There has been a pushback in horror in recent years over the decades long tradition of moving a guy out of the city to Shit-Hits-The-Fan Town. Why did he go there? Why would he stay in this crazy place that feels like a bad choice going in? Sometimes these stories involved dealing with a death or an inheritance. Sometimes it was their hometown. I left old Shit-Hits-The-Fan Town back when I finished high school and the mill closed. It was a crappy place then. Now I come back to the old neighborhood and we got all these murder ghosts. I guess I better sleep in this old house another night.
One way around this problematic staple in ghost stories is to not have them go to the haunted house. Have the haunting begin or continue in a place where they are already established. It is more likely for us to stay in a place we have remembered as stable in the established past than the haunted hotel that had bleeding walls a week after we showed up. People understand lingering in a neighborhood that went bad gradually underneath you after years of being a positive place.
Find a way to make the crazy not so bat shit. Ghost stories tend to escalate. It is a pattern readers are used to and that’s why they get the early sense of “get out.” If the story takes a different track or rhythm that does not involve that deadly escalation, that can create something unexpected that the reader is willing to follow.
Connections between the worlds sells the story a bit more. There needs to be a reason these spirits and this person are connected. It needs to be more than “hey, look at this asshole moving into our murder house and moving all the furniture around.” It really should be more than someone being the chosen one. Even the fact that someone’s grandfather murdered the ghost, is a bit thin for some readers. If there can be a connection that goes to something that one or both sides of the divide want, that can create an interesting story with motivations that work. Cross purposes create a useful complexity that can add layers to the ghost story.
Ghost stories at their best are about unfinished business. Characters’ needs, wants, desires, and fears all have to be honored in a way that makes to the story work for the readers. Keeping the characters in the house just because that’s where you need them to be in order for the story to work isn’t going to produce the best or most creative story. Still use ghosts if you want, but find a way to flex the storytelling to make it something different which works for the audience.

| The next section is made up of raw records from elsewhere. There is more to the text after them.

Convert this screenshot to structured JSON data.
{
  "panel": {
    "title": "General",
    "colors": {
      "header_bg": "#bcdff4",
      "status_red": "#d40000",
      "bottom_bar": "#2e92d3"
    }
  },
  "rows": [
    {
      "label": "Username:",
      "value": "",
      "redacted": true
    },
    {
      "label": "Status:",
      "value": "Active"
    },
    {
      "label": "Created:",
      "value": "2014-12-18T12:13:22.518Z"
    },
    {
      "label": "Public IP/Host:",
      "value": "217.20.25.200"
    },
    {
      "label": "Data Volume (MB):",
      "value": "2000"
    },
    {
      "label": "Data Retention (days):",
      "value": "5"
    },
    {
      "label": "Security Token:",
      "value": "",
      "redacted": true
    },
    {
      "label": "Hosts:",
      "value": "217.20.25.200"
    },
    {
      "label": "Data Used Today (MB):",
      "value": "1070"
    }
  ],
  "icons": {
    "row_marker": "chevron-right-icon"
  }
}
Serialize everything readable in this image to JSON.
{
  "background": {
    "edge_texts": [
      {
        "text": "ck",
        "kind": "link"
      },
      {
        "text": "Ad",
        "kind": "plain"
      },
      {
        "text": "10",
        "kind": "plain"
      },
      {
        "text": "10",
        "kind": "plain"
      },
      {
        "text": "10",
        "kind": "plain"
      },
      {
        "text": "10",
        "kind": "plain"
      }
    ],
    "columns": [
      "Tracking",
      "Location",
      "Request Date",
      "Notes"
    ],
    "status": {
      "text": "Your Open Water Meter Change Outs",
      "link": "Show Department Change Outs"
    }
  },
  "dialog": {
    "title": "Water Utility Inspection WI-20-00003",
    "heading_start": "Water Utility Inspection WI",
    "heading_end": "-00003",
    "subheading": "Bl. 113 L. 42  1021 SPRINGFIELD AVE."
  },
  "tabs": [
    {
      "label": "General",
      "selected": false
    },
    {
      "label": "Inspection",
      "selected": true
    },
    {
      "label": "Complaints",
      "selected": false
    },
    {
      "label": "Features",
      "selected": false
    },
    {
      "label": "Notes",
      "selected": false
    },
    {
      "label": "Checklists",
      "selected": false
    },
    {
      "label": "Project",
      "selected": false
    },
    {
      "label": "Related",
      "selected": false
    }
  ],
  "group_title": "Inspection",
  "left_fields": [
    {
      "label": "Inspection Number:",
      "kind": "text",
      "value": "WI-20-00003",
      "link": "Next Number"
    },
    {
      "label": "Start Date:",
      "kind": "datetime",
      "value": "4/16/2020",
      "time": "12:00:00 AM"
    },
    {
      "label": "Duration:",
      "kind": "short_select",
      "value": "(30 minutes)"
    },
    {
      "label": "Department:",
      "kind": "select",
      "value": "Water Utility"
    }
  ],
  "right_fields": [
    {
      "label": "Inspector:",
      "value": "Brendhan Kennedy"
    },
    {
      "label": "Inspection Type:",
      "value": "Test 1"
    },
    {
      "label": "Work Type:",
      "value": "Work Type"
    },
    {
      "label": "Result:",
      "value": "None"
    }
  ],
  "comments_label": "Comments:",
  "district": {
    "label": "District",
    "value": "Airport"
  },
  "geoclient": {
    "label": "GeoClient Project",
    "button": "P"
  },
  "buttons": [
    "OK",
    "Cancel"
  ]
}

Jay Wilburn is the author of the Dead Song Legend Series and coauthor of the Enemy Held Near as well as many other books and stories. He is also the host of The Matters of Faith Podcast on Project Entertainment Network. You can follow his writing and other activities at JayWilburn.com or have access to exclusive material through his page on Patreon.